Germany is set to increase its aviation taxes in April. The move is designed to create funds to allow the country’s rail tax to be dropped. Thus, it is thought, passengers would be more likely to opt for rail travel where available.
The new rates of aviation tax are set to affect every operator within the country, however, those that could be hit hardest are low-cost carriers. Due to the new rules, we could see a hike in the lowest fares operated by the ultra-low-cost carriers such as Ryanair. Simple Flying explains why.
Crazy low fares
Ryanair is known for its, sometimes surprisingly, low fares. We’ve previously covered in-depth how Ryanair can sometimes sell flight tickets for less than the tax the airline has to pay. For example, in the UK Ryanair has to pay the government a set amount of Air Passenger Duty, a figure which is frequently higher than the price that the passenger paid for a ticket.
The extra revenue on these tickets to meet the cost of operating the flight are met by upselling passengers, in addition to charging other passengers higher fares.

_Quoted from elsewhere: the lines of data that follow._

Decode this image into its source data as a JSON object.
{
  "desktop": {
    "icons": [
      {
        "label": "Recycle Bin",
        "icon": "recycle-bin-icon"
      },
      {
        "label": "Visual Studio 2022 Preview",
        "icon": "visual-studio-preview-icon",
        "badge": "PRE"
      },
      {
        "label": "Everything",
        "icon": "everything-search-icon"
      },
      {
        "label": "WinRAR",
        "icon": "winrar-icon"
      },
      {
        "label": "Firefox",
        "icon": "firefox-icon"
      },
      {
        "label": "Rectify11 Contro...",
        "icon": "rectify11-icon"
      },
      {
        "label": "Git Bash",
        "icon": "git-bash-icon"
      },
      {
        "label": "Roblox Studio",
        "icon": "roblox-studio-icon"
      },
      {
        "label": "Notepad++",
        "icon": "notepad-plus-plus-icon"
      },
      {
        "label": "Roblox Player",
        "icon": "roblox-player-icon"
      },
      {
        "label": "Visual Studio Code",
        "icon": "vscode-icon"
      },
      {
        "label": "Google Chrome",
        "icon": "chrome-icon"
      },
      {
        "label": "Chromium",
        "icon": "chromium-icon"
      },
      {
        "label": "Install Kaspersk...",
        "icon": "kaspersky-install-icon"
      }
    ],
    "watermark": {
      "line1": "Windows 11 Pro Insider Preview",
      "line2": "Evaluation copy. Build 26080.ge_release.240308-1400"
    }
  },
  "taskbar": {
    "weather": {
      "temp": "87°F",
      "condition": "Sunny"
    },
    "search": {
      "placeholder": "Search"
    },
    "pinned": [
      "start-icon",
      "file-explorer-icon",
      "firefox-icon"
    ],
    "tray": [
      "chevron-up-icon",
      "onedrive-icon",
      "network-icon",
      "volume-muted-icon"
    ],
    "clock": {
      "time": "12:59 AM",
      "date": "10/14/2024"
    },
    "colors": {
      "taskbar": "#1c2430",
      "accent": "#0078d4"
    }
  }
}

This means that, overall, Ryanair still makes a profit, despite making a loss on a limited number of flight tickets.
What about German tax?

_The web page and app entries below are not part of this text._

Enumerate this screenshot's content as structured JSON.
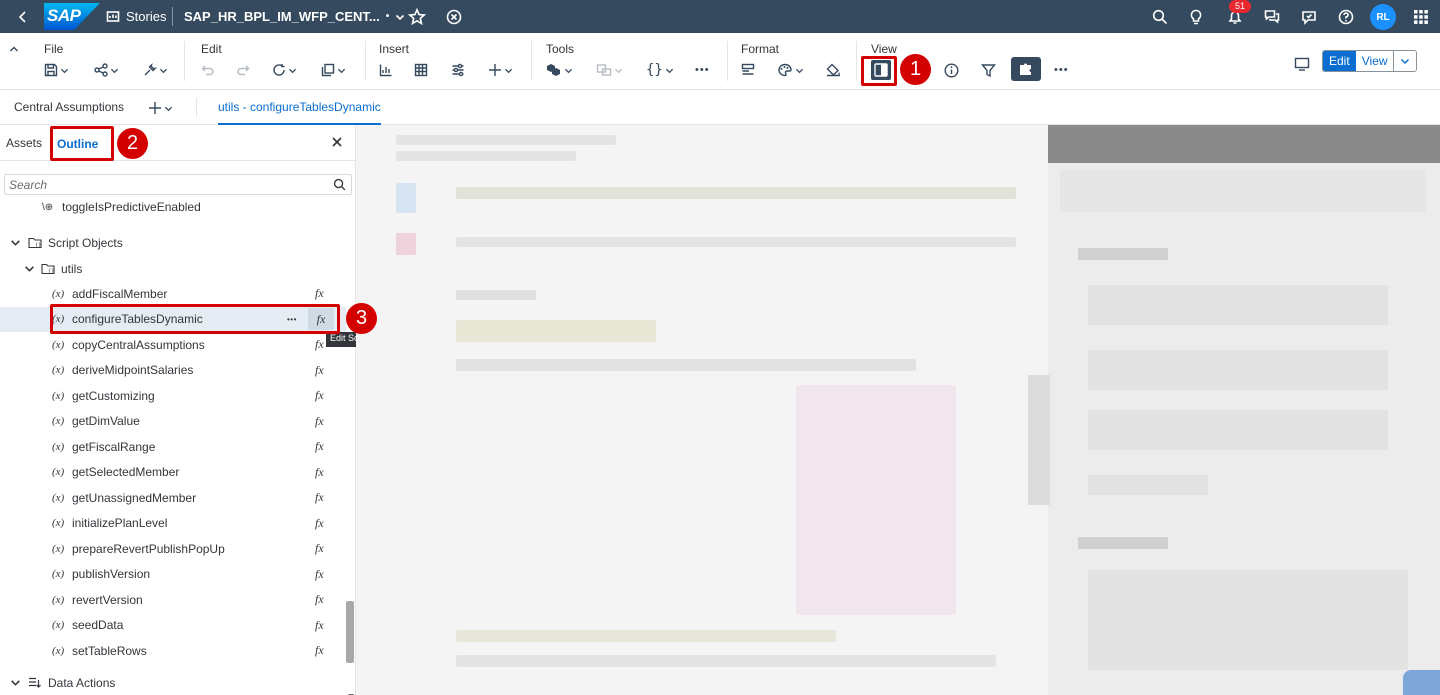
{
  "shell": {
    "logo": "SAP",
    "app_name": "Stories",
    "doc_title": "SAP_HR_BPL_IM_WFP_CENT...",
    "unsaved_marker": "•",
    "notification_count": "51",
    "avatar": "RL"
  },
  "toolbar": {
    "groups": {
      "file": "File",
      "edit": "Edit",
      "insert": "Insert",
      "tools": "Tools",
      "format": "Format",
      "view": "View"
    },
    "mode_edit": "Edit",
    "mode_view": "View"
  },
  "tabs": {
    "central": "Central Assumptions",
    "active": "utils - configureTablesDynamic"
  },
  "pane": {
    "tab_assets": "Assets",
    "tab_outline": "Outline",
    "search_placeholder": "Search",
    "partial_item": "toggleIsPredictiveEnabled",
    "script_objects": "Script Objects",
    "utils": "utils",
    "var_symbol": "(x)",
    "fx_symbol": "fx",
    "more_symbol": "•••",
    "items": [
      "addFiscalMember",
      "configureTablesDynamic",
      "copyCentralAssumptions",
      "deriveMidpointSalaries",
      "getCustomizing",
      "getDimValue",
      "getFiscalRange",
      "getSelectedMember",
      "getUnassignedMember",
      "initializePlanLevel",
      "prepareRevertPublishPopUp",
      "publishVersion",
      "revertVersion",
      "seedData",
      "setTableRows"
    ],
    "data_actions": "Data Actions",
    "tooltip": "Edit Script"
  },
  "callouts": [
    "1",
    "2",
    "3"
  ],
  "colors": {
    "shell": "#354a5f",
    "accent": "#0a6ed1",
    "callout": "#d40000"
  }
}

Germany is planning to raise its aviation tax rates in April 2020. According to Skift, the tax charged will be dependent on the length of the flight. It will fall into one of three tiers.
Most likely to affect the majority of low-cost carriers is the short-haul tariff. This will see a rise of 75%, from €7.50 to €13.03. However, also increasing is the mid-haul tariff from €23.43 to €33.01, and the long-haul tariff from €42.18 to €59.43.

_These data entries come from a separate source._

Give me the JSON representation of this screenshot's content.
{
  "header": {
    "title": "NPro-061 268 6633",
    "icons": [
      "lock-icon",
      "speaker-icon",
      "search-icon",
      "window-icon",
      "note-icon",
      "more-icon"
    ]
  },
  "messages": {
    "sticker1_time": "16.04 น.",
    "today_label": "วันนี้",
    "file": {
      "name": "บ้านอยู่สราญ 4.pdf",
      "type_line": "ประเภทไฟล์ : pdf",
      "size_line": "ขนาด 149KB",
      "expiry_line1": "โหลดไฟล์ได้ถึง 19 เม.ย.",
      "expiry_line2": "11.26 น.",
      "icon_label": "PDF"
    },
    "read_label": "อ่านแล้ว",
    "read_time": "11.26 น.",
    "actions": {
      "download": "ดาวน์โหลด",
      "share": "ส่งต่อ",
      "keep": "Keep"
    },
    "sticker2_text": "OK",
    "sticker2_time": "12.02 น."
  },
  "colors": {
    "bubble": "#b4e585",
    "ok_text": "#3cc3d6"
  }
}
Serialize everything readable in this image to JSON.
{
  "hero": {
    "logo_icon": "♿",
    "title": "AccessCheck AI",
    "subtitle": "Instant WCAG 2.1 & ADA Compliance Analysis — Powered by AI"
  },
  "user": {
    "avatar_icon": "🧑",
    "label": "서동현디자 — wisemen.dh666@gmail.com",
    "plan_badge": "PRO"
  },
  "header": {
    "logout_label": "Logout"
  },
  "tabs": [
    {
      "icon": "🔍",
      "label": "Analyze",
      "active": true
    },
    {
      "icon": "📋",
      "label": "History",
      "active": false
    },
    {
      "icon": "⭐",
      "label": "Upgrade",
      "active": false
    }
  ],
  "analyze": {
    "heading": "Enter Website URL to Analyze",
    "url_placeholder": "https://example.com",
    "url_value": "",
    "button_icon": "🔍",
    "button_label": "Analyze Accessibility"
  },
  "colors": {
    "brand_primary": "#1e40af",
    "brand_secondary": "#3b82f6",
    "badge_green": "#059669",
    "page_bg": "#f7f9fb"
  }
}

Why this matters
Now, you may think that an extra €7.50 isn’t the end of the world. However, its the terms attached to these new taxes which may cause the problem for low-cost carriers and their super low fares.
Skift reports that “Tickets at dumping prices — meaning below-cost price — will be banned”. This means that the base fare charged by airlines will have to become the minimum cost of operating that flight. In the case of full-service carriers, they likely already meet this threshold.
Some of Ryanair’s cheapest flights in Germany cost just €10. Now, just with the new rate of tax considered, this fare falls short of the price to Ryanair. Adding in the cost of fuel, maintenance, crew, etc., the cost price will be even higher. As such, this could be the end of ultra-low-cost fares in Germany as we know them.
How do you think the new taxes will affect low-cost carriers? Let us know your thoughts in the comments!